Ethical notions such as good and bad, are often treated as though they were ?symmetric? in the sense of having the same moral ?weight?, one in a positive the other in a negative sense. I argue that they are in fact ?asymmetric? and that the negative members of such pairs of notions are more fundamental and definite, logically speaking, and operationally more important than the positive members. Detailed arguments are given to show this for some non?moral notions, such as life (...) and death, health and illness; some semi?moral notions such as pleasure and pain; and finally for the moral notions of happiness, benevolence, right, and good and their negative counterparts.

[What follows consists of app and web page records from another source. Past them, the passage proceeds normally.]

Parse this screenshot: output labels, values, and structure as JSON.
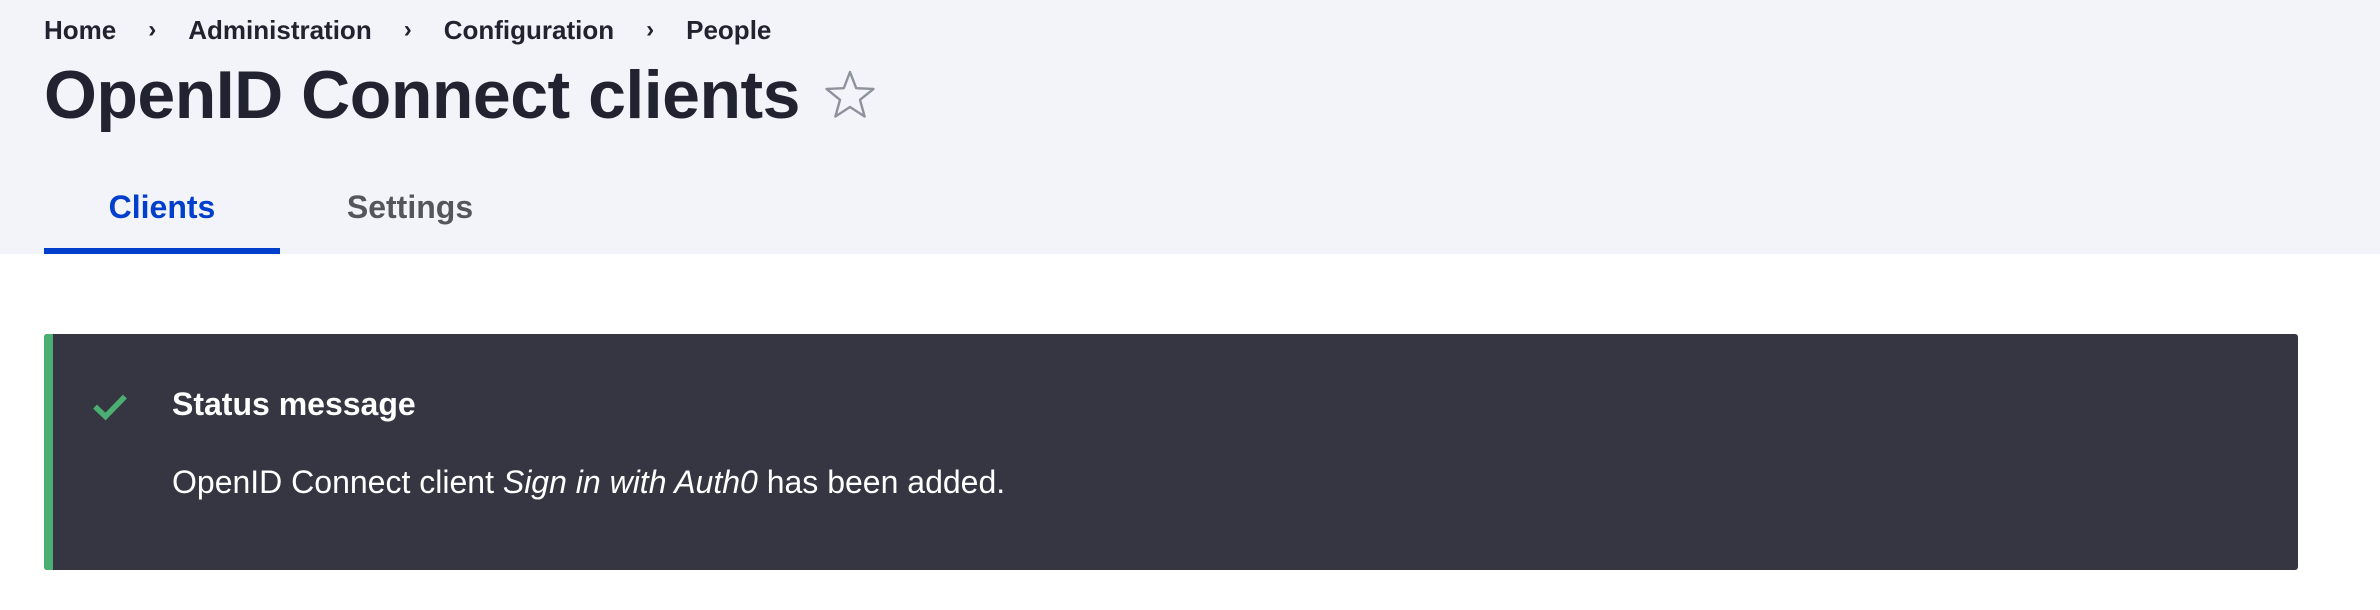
{
  "breadcrumb": {
    "items": [
      "Home",
      "Administration",
      "Configuration",
      "People"
    ],
    "separator": "›"
  },
  "page": {
    "title": "OpenID Connect clients",
    "shortcut_icon": "star-outline-icon"
  },
  "tabs": [
    {
      "label": "Clients",
      "active": true
    },
    {
      "label": "Settings",
      "active": false
    }
  ],
  "status": {
    "icon": "checkmark-icon",
    "title": "Status message",
    "message_prefix": "OpenID Connect client",
    "client_name": "Sign in with Auth0",
    "message_suffix": "has been added."
  },
  "colors": {
    "accent": "#003ecc",
    "header_background": "#f3f4f9",
    "status_background": "#353641",
    "status_success": "#4caf72"
  }
}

One of the intentions of the article is to show that a systematic view of such asymmetries may have consequences for one's view of the proper or desirable structure of a general theory of ethics: norms stating prohibitions and norms stating permissions will be seen to be, in a sense defined in the text, more fundamental and important than norms stating ('positive') obligations. (shrink)